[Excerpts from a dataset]

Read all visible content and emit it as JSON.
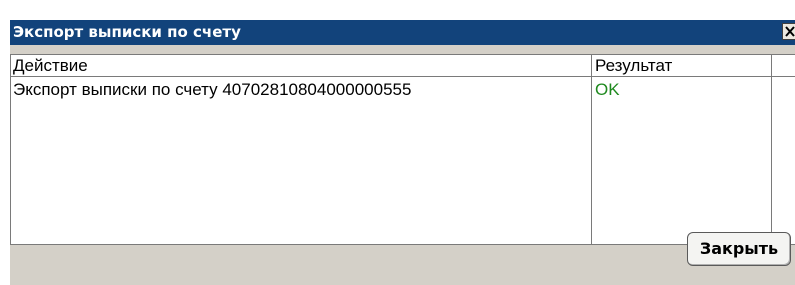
{
  "window": {
    "title": "Экспорт выписки по счету"
  },
  "table": {
    "columns": [
      "Действие",
      "Результат",
      ""
    ],
    "rows": [
      {
        "action": "Экспорт выписки по счету 40702810804000000555",
        "result": "OK"
      }
    ]
  },
  "footer": {
    "close_label": "Закрыть"
  },
  "colors": {
    "titlebar": "#12437b",
    "window_bg": "#d4d0c8",
    "ok_text": "#1f8a1f"
  },
  "icons": {
    "close": "close-icon"
  }
}
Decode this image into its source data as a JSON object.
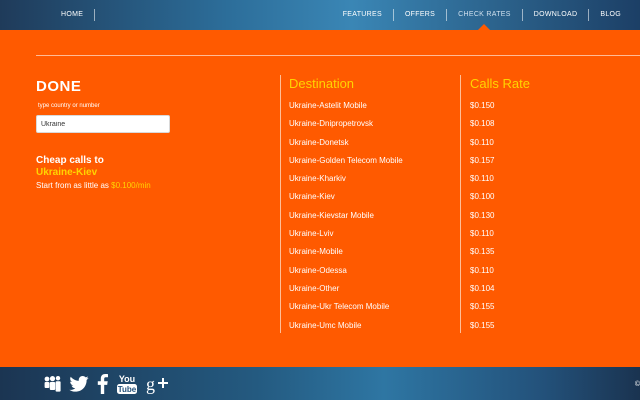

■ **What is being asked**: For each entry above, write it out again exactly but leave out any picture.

■ **Response to the task**:
Read all visible content and emit it as JSON.
{
  "window": {
    "title": "Экспорт выписки по счету"
  },
  "table": {
    "columns": [
      "Действие",
      "Результат",
      ""
    ],
    "rows": [
      {
        "action": "Экспорт выписки по счету 40702810804000000555",
        "result": "OK"
      }
    ]
  },
  "footer": {
    "close_label": "Закрыть"
  },
  "colors": {
    "titlebar": "#12437b",
    "window_bg": "#d4d0c8",
    "ok_text": "#1f8a1f"
  },
  "icons": {
    "close": "close-icon"
  }
}
Decode this image into its source data as a JSON object.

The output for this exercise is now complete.